of discussion time on internet discussion lists, college bull sessions, and
other forums. In this six-unit course, David Kelley will discuss one question
per day. His goal is not to provide definitive answers, but to analyze why
these questions have proved so difficult for Objectivists. He will define the
issue, summarize arguments for the alternative views, and indicate what sort
of additional evidence or analysis would be required to resolve the issue.
Currently the executive director of the Center, Dr. Kelley has taught
philosophy at Vassar College and Brandeis University.

QUESTIONS:
Jackie Hazelton
(w) 480-693-4175 (h) 480-921-1156
(e) AZObjectivists_at_cox_dot_net
Jim Kirk
(e) JAMTKIRK_at_aol_dot_com

RSVP:
Reply to this message to AZObjectivists_at_cox_dot_net or
Call Jackie Hazelton at 480-921-1156

BRING:
Snacks or beverage to share or a monetary donation.

Tuesday, June 3, 2008

Tuesday, June 3, 2008; 6:30 PM

Leader: Jackie Hazelton
Topic: Perennial Questions of Objectivism: Tape 4: Government vs Anarchy;
Audio Tape of David Kelley at the 2001 Summer Seminar

(from the Summer Seminar brochure) From the time that Ayn Rand first set forth Objectivism as a philosophical system, a small set of perennial questions have occupied the attention of
people with an intellectual interest in Objectivism.
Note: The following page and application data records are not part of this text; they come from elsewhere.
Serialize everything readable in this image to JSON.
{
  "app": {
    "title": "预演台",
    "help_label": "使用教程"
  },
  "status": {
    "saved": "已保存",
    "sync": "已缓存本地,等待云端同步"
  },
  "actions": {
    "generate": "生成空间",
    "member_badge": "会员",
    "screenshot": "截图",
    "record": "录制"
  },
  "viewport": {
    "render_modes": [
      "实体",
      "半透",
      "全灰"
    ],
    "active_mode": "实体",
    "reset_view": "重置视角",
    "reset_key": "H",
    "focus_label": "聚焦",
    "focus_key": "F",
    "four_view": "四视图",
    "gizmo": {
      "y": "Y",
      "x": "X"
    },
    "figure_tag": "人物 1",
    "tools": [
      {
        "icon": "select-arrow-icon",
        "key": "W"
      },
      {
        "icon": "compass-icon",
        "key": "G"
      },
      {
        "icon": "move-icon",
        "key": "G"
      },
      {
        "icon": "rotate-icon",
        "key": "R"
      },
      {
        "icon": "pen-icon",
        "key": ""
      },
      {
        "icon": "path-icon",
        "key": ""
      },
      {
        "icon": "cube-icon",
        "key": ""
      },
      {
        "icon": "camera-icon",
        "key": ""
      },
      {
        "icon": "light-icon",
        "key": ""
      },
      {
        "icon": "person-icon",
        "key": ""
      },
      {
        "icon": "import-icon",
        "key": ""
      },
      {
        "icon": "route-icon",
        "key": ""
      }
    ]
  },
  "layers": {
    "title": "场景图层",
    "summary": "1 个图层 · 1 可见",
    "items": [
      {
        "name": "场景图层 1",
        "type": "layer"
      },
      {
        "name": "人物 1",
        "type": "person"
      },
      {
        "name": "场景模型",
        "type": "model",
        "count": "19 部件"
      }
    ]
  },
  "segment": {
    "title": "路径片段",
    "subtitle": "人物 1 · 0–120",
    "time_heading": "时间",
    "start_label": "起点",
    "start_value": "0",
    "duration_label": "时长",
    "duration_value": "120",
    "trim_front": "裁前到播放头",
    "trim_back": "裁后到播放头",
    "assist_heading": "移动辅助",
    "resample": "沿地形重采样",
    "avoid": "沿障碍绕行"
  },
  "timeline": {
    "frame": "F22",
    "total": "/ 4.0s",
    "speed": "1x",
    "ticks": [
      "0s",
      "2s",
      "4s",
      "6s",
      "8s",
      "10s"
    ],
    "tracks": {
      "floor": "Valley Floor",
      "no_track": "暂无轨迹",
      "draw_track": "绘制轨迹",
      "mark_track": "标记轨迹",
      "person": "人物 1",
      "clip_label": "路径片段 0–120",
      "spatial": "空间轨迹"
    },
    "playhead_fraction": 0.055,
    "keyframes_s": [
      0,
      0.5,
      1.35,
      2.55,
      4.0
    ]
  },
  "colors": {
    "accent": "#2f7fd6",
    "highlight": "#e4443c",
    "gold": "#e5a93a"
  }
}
How is free will
compatible with the law of causality? Can all values be grounded in
survival-literal existence or non-existence-or must we introduce flourishing
as the ultimate moral goal? Is it possible to prove that it is always in our
interest to respect the rights of others? Such questions occupy the vast bulk
of discussion time on internet discussion lists, college bull sessions, and
other forums. In this six-unit course, David Kelley will discuss one question
per day. His goal is not to provide definitive answers, but to analyze why
these questions have proved so difficult for Objectivists. He will define the
issue, summarize arguments for the alternative views, and indicate what sort
of additional evidence or analysis would be required to resolve the issue.